Microcell production by means of Colcemid-induced micronucleation and subsequent enucleation with the density gradient technique was adjusted for use with the murine T-lymphoma line ESb-M. Modification of the standard protocol for a cell type on which no experiments had previously been performed required careful monitoring of the multiple steps in the procedure in order to optimize the final microcell yield. Traditional microscopic verification may sometimes be ambiguous, due to the lack of a clear cutoff point between small whole cells and cell fragments; in these conditions, the level of variability increases, thus impairing quantitative estimations. Flow cytometric (FCM) analysis of DNA content and size of donor cells and microcells was therefore applied in parallel to provide additional quantitative information. The FCM results supplemented the microscopic data in assessing which fraction recovered from the gradient has the lowest percentage of contaminant whole cells; however, FCM analysis may provide more statistically significant data due to the large size of the sample examined.

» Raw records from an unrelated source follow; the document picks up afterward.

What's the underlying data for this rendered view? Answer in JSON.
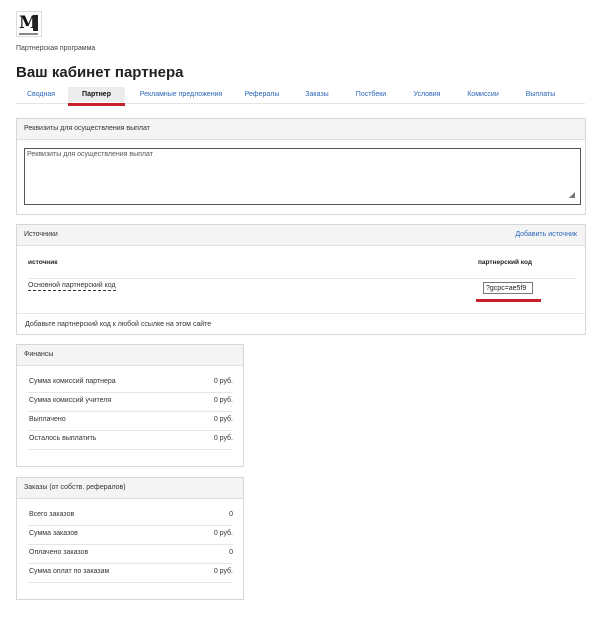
{
  "breadcrumb": "Партнерская программа",
  "page_title": "Ваш кабинет партнера",
  "tabs": [
    {
      "label": "Сводная"
    },
    {
      "label": "Партнер"
    },
    {
      "label": "Рекламные предложения"
    },
    {
      "label": "Рефералы"
    },
    {
      "label": "Заказы"
    },
    {
      "label": "Постбеки"
    },
    {
      "label": "Условия"
    },
    {
      "label": "Комиссии"
    },
    {
      "label": "Выплаты"
    }
  ],
  "active_tab": "Партнер",
  "requisites": {
    "header": "Реквизиты для осуществления выплат",
    "placeholder": "Реквизиты для осуществления выплат"
  },
  "sources": {
    "header": "Источники",
    "add_link": "Добавить источник",
    "col_source": "источник",
    "col_code": "партнерский код",
    "row_name": "Основной партнерский код",
    "row_code": "?gcpc=ae5f9",
    "footer": "Добавьте партнерский код к любой ссылке на этом сайте"
  },
  "finance": {
    "header": "Финансы",
    "rows": [
      {
        "label": "Сумма комиссий партнера",
        "value": "0 руб."
      },
      {
        "label": "Сумма комиссий учителя",
        "value": "0 руб."
      },
      {
        "label": "Выплачено",
        "value": "0 руб."
      },
      {
        "label": "Осталось выплатить",
        "value": "0 руб."
      }
    ]
  },
  "orders": {
    "header": "Заказы (от собств. рефералов)",
    "rows": [
      {
        "label": "Всего заказов",
        "value": "0"
      },
      {
        "label": "Сумма заказов",
        "value": "0 руб."
      },
      {
        "label": "Оплачено заказов",
        "value": "0"
      },
      {
        "label": "Сумма оплат по заказам",
        "value": "0 руб."
      }
    ]
  },
  "colors": {
    "accent_red": "#c8202a",
    "link_blue": "#2a66b8"
  }
}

Moreover, FCM is of prospective use in providing the basis for subsequent sorting of either pure microcells or specific subpopulations of defined DNA content and size.
|Number of pages||8|
|Journal||Analytical and Quantitative Cytology and Histology|
|Publication status||Published - 1989|
ASJC Scopus subject areas
- Cell Biology